One by one, my classmates answered their questions, cycling through until every team except for mine was on its last entrant. With Kali at the front and me as yet untested, we still had two to go. I had already bitten my own nails down to the quick. If Kali had still been sitting next to me, I might have started on hers.
The professor shuffled his single sheet of paper, which was a skill in itself. I dug my nails into my palms as he asked the next question. “What happens if you shout the magic word Expelliarmus?”
Choruses of “Huh?” and “Wha—?” filled the air. Even I went, “What text was that . . . ?” And then I realized why it sounded familiar and wished I was up there.
Kali grinned. “It’s a disarming charm, sir. It sends another wizard’s wand flying.”
Dante burst out laughing. “I didn’t think anybody would get that one right, Professor.”

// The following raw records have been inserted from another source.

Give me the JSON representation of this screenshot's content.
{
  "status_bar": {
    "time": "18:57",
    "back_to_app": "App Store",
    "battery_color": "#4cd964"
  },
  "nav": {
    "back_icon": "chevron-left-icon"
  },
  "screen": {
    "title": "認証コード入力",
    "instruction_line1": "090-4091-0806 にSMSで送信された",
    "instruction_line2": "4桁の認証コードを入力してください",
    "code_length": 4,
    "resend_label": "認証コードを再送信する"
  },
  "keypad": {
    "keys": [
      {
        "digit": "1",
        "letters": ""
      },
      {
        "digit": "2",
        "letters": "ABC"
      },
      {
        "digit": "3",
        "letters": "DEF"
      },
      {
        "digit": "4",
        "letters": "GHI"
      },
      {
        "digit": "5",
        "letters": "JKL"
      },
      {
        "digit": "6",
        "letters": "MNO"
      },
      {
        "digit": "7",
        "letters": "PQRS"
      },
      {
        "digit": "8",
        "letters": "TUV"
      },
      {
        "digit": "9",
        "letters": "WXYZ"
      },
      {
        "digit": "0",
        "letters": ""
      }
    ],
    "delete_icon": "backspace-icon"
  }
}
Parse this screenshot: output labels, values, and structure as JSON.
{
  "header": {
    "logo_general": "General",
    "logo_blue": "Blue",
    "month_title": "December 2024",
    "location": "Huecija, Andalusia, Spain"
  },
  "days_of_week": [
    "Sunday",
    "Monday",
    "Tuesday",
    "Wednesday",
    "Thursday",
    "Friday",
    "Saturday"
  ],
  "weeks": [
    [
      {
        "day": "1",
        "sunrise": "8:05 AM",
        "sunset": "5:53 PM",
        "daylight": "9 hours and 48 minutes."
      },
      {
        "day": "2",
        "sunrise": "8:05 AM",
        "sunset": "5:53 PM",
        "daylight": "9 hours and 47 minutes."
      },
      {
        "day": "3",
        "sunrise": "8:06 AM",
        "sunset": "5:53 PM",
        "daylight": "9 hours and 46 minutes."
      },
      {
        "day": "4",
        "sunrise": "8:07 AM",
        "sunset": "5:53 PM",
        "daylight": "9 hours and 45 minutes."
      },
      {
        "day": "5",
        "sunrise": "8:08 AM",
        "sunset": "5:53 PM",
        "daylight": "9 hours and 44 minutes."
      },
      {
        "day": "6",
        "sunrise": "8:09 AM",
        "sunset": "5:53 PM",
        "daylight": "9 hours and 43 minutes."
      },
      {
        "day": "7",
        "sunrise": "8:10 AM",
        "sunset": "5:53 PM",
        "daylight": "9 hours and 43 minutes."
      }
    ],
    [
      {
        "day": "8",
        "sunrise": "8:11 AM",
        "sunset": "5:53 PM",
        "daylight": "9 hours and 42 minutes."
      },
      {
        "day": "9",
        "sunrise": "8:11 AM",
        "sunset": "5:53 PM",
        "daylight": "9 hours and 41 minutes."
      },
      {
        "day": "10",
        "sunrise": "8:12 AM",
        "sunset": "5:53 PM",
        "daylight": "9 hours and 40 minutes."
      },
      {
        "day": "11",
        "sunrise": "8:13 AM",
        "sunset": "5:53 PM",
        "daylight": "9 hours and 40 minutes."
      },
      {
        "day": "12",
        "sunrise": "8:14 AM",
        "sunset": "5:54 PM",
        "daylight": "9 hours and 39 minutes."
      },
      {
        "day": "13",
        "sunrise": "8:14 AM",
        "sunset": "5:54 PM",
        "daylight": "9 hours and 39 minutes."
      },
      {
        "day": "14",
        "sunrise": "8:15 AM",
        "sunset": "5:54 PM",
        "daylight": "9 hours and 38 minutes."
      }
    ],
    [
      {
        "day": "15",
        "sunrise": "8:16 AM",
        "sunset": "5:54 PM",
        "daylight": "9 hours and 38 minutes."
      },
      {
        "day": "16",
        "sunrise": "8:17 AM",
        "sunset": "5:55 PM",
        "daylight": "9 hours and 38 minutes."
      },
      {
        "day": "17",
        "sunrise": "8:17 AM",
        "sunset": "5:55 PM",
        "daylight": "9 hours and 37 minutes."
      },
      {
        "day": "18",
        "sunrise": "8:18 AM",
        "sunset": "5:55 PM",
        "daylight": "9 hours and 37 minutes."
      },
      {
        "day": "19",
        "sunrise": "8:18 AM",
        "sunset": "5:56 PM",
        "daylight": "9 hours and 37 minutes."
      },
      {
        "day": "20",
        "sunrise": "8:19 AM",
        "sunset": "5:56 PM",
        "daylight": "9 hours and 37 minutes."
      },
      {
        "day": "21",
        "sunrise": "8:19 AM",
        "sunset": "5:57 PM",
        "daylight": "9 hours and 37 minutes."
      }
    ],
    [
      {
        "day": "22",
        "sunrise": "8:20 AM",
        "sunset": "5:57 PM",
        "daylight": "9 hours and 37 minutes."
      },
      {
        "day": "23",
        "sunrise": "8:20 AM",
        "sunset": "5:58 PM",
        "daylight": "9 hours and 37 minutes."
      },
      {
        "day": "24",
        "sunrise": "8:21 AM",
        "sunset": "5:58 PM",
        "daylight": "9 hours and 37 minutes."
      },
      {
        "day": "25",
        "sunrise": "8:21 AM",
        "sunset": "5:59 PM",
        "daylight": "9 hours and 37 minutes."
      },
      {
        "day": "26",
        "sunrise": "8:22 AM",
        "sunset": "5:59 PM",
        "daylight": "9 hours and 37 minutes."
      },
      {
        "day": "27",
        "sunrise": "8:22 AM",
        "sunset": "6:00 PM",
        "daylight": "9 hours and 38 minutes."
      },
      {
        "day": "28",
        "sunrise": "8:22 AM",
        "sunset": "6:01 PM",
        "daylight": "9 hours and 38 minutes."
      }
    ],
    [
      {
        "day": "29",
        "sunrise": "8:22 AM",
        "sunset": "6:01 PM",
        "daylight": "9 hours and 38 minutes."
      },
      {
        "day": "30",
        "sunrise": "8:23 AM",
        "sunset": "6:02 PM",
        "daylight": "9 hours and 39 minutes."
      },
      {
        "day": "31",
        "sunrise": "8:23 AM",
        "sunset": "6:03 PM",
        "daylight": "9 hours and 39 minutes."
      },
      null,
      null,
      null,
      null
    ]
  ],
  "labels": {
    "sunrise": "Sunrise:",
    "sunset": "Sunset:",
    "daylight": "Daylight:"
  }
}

The professor actually giggled as he rang the bell for Kali’s answer. “Well done, Kali. Do you know why I just asked a ridiculous question like that in the middle of an exam? And this is an aside, not part of the test.”
Kali shrugged, all six shoulders moving in unison. “Because you’re a big Harry Potter fan?”
“Yes, there is that. But what it’s supposed to demonstrate is that it’s important to keep up with trends and behaviors back on the Coil. And that it’s important to keep a sense of humor. Death can be a real downer.”
Professor Schotz looked over the heads of the three students at the front of the room, settling his gaze on me. When he continued, I had the sense he wasn’t talking to the entire group anymore.
“Ours is a depressing business at times. We have to deal with bargain breakers, rip people from the bosoms of loving families, and when we make friends here in Hell, often they leave just as we’re getting attached to them.” He smiled, raising his hands to embrace the entire class once again. “It’s important to make the most of your death. You only live . . . well, as many times as it takes.” He removed his glasses and polished them on his robe again, leaving a greasy smear on the dark fabric and not really cleaning the lenses at all.